(App and web page records)
+++++

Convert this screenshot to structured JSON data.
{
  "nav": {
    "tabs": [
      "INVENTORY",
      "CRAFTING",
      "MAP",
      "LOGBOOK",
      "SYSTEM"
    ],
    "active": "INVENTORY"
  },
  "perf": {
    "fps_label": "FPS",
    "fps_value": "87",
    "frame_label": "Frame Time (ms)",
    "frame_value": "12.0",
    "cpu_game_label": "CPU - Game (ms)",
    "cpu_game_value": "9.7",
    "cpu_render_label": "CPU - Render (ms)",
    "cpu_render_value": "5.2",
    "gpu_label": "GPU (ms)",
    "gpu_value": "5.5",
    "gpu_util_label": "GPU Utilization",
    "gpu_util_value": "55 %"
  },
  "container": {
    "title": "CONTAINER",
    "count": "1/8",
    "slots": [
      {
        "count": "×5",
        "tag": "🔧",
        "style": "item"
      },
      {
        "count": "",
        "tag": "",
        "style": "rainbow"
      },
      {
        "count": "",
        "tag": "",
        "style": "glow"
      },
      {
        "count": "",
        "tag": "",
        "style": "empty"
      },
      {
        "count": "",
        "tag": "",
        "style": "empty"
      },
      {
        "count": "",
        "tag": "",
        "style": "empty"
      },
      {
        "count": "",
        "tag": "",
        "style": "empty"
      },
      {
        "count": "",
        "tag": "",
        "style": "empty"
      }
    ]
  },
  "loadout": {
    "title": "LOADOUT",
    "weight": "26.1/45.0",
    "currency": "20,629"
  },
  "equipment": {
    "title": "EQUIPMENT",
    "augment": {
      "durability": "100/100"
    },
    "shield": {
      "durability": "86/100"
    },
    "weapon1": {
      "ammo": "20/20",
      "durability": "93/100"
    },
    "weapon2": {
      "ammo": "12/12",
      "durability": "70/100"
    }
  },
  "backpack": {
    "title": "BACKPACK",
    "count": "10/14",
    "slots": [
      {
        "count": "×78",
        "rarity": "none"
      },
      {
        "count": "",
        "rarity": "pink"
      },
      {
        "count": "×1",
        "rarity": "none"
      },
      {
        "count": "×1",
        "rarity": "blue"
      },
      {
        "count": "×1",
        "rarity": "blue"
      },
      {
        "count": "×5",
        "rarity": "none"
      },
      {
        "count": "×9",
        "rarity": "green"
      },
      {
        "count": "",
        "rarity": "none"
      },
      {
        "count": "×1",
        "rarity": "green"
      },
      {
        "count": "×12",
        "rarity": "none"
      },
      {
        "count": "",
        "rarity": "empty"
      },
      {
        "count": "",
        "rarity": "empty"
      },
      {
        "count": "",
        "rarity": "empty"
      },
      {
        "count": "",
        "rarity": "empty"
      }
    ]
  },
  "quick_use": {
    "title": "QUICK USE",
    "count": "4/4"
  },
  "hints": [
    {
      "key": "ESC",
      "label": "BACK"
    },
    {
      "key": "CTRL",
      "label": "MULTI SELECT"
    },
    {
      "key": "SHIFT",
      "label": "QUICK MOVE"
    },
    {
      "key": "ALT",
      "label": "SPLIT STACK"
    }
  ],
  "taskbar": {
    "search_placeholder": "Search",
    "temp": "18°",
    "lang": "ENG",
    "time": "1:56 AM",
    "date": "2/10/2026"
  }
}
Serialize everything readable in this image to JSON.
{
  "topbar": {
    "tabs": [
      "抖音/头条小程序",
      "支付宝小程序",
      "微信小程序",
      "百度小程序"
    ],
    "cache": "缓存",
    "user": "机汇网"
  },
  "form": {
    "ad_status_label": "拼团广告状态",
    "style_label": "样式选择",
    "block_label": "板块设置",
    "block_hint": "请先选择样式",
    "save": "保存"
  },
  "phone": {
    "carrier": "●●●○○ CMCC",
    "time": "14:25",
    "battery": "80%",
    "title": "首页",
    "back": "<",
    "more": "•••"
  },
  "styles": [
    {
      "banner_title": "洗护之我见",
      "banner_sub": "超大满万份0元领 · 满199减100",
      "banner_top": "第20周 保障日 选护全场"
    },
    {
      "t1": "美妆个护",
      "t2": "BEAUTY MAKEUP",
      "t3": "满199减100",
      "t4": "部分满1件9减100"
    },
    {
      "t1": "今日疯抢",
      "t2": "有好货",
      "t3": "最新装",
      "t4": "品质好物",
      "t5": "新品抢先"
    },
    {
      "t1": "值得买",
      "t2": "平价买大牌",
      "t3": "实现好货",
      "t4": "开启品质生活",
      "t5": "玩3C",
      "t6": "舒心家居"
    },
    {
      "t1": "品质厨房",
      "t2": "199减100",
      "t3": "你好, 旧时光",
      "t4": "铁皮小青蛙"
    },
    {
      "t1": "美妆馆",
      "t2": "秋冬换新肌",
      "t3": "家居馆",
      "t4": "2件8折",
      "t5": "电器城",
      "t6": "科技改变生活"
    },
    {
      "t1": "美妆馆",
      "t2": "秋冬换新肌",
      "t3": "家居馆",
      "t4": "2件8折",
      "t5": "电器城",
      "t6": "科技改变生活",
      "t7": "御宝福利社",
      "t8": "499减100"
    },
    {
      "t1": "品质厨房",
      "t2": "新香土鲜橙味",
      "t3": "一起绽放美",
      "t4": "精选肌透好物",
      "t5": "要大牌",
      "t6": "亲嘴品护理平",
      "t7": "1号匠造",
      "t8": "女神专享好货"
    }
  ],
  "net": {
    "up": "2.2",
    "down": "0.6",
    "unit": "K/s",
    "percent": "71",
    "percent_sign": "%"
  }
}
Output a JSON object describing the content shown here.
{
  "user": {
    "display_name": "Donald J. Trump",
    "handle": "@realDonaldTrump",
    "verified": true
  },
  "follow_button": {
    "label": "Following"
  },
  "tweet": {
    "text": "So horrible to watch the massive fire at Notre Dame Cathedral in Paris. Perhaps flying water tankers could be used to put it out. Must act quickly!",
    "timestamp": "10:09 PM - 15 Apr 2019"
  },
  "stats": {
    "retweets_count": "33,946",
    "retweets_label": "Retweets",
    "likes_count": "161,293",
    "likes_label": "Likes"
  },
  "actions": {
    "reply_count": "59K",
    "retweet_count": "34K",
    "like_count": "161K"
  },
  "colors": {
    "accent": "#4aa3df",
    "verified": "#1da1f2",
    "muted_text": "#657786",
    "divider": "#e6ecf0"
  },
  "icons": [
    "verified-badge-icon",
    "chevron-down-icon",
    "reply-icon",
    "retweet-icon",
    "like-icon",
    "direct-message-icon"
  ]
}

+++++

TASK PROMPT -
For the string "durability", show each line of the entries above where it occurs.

EXERCISE RESULT -
      "durability": "100/100"
      "durability": "86/100"
      "durability": "93/100"
      "durability": "70/100"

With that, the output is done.